Okay, let’s just go back and recap a little of where we had been and where we were going, since we’d hit about mid-way of the trip, and frankly, who isn't lost?
Here’s a map of the Silk Road courtesy of ChinaTravelGuide:
We started off in Xi’an (which on this map looks like the eastern point of China, but Xi’an is actually near the middle) – on to Tianshui (memorable train trip, phew) – next to Lanzhou (a largish city) – then to Xining (watch out for the direct sellers!) – to Qinghai Lake and Zhangye (in a looonngg bumpy trip) – on to Jiayuguan (rich, rich town) – then to Jiuquan (nice place, but not on the map) – and to Dunhuang (where we were on Day 7).
It’s a mouthful even to say it, but imagine sitting on a jolting bus, traveling 400-500km a day, everyday. By Day 7, we had covered about 2000km. It’s actually more than that, because we took a lot of side-roads to see the sites. Difficult to grasp in the head, but believe you me, my butt felt it.
So, back to the regular program...
There are 492 caves in Mogao, but of course, you can’t see all of them. Actually, you can only see 8 caves, and 2 big buddhas. They try to limit the number of people going in, because the wall paintings are not in a good state, and all the carbon dioxide and pollutants that hordes of visitors bring in are just making things worse.
The caves are kept dark, no light at all. When you go in, you have to follow a guide, who will explain interesting features of the wall art while illuminating them briefly with a torch.
Which means, you can’t see much really. But listening to the guide is very interesting. The 1000 year history of the place is incredible. Knowing that hundreds of people from various centuries and countries have come here to meditate, pray and study is truly awe-inspiring.
And you can buy a DVD home to watch, and see the caves at the height of their beauty (before the art were looted, destroyed, or faded). And think what a pity it is that they are no longer serving their original purpose, as a site for religious introspection and study.
They are going to digitize all the wall paintings and put them up somewhere so everyone can appreciate them. I guess that’s the best that can be done for Mogao to preserve its history and beauty.
A couple of interesting items:
Back playing sitar player: The sitar is hung on the player’s back, and somehow his arms reach back to pluck the strings. A true depiction of sitar players past?

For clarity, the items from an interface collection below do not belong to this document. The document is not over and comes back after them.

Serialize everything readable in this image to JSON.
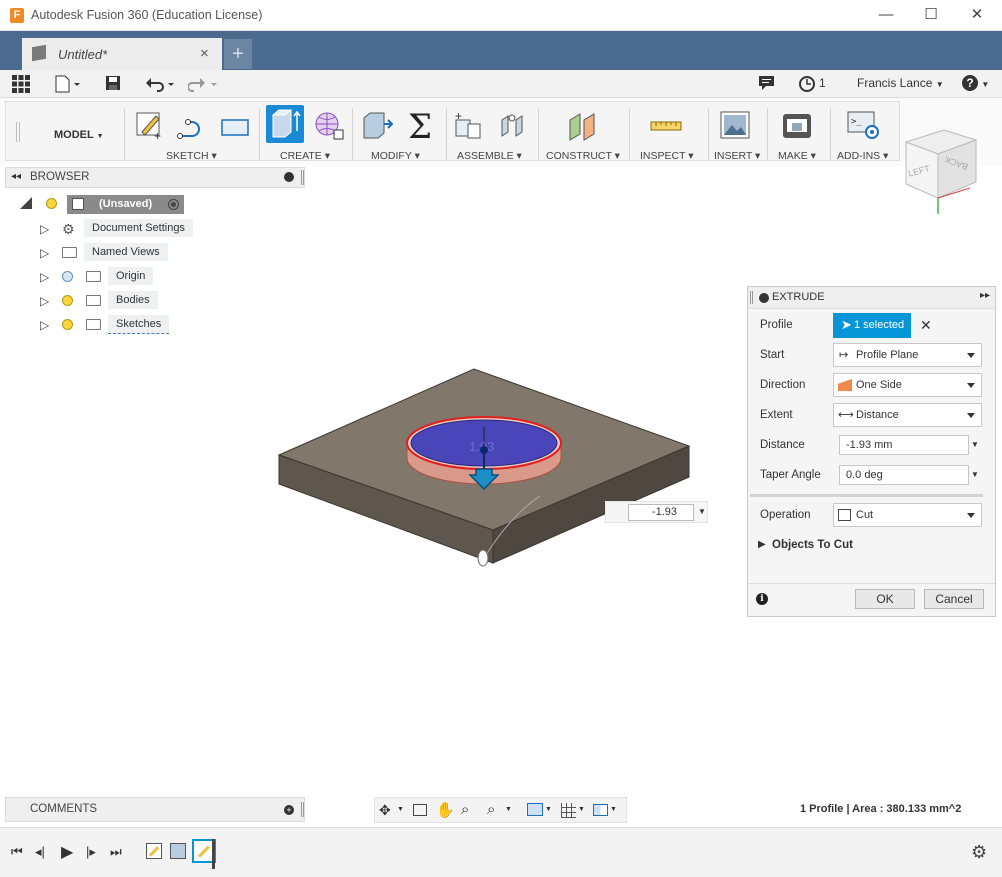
{
  "window": {
    "title": "Autodesk Fusion 360 (Education License)",
    "app_icon": "F"
  },
  "document_tab": {
    "label": "Untitled*",
    "close": "×",
    "new_tab": "+"
  },
  "quickbar": {
    "jobs_count": "1",
    "user": "Francis Lance",
    "help": "?"
  },
  "ribbon": {
    "workspace": "MODEL",
    "groups": [
      "SKETCH",
      "CREATE",
      "MODIFY",
      "ASSEMBLE",
      "CONSTRUCT",
      "INSPECT",
      "INSERT",
      "MAKE",
      "ADD-INS"
    ]
  },
  "viewcube": {
    "left": "LEFT",
    "back": "BACK"
  },
  "browser": {
    "title": "BROWSER",
    "root": "(Unsaved)",
    "items": [
      "Document Settings",
      "Named Views",
      "Origin",
      "Bodies",
      "Sketches"
    ]
  },
  "viewport": {
    "dimension_label": "1.93",
    "input_value": "-1.93"
  },
  "extrude": {
    "title": "EXTRUDE",
    "rows": {
      "profile_label": "Profile",
      "profile_value": "1 selected",
      "start_label": "Start",
      "start_value": "Profile Plane",
      "direction_label": "Direction",
      "direction_value": "One Side",
      "extent_label": "Extent",
      "extent_value": "Distance",
      "distance_label": "Distance",
      "distance_value": "-1.93 mm",
      "taper_label": "Taper Angle",
      "taper_value": "0.0 deg",
      "operation_label": "Operation",
      "operation_value": "Cut",
      "objects_to_cut": "Objects To Cut"
    },
    "ok": "OK",
    "cancel": "Cancel"
  },
  "comments": {
    "title": "COMMENTS"
  },
  "status": {
    "text": "1 Profile | Area : 380.133 mm^2"
  },
  "colors": {
    "tab_strip": "#4a6b8e",
    "accent": "#0696d7",
    "selection": "#4040c0",
    "cut_edge": "#e02020"
  }
}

Feitian (Flying Apsaras): Probably one of the most famous depictions of Dunhuang art – the flying goddess, with body arched gracefully in the air, while silk ribbons flow in long trails behind her. The actual thing in the grotto, is tiny. It’s probably just the size of my hand. *laugh* It has inspired lots of bigger art though.
Lost Tang Dynasty Art: There used to be a lot of Tang Dynasty art on the walls, depicting its people, dress and customs. Then some Ching Dynasty people came around and painted over a lot of the stuff. The guide said that Tang Dynasty art is more life-like, emotion invoking and interesting; while Ching Dynasty art can be quite dead. Pity.
Dunhuang Night Market
After Mogao, we went back to Dunhuang for dinner, then had a walk around Dunhuang’s famous night market. K immediately latched onto a stall selling nuts of all kinds. He is a nuts and berries man, lurves the raisins. I swear he was a hamster in his past life. I am of course the quintessential lazy cat. Wonder how the two of us hooked up?
Our tireless tour guide started selling a Dunhuang Show, which he says is the best in the town. Well, we gotto see that!
I erroneously thought it would be a thousand-hand-kwanyin show, which is really famous and based on Dunhuang scenery. I had always wanted to see it, and thought where better than the place of its origin? Well, it wasn't that show.
It was in fact an acrobatic show. You know, where performers bend themselves into pretzel-like shapes that no amount of Yoga will ever make me capable of? Balancing of plates on sticks, people stacking up on each other, flying around on metal wires.
Now, I have to say, this was a good acrobatic show. The costumes were excellent, they did some interesting twists with the acrobatics that I’d never seen before, and the show had requisite climaxes and soft moments.
But… I didn’t enjoy it that much. I guess after years and years (and I’m talking since childhood here) of watching acrobatics on TV, I’ve stopped being interested in it. It’s too much a known factor. The highlight for me was the Arabian Nights skit, rather than the acrobatics.
We asked the other tour members whether they liked it, and they were of the same opinion. Man, we pesky tourists are hard to please. The locals seemed to love the show though.
Next: the sand dunes of Ming Sha and entering Xinjiang.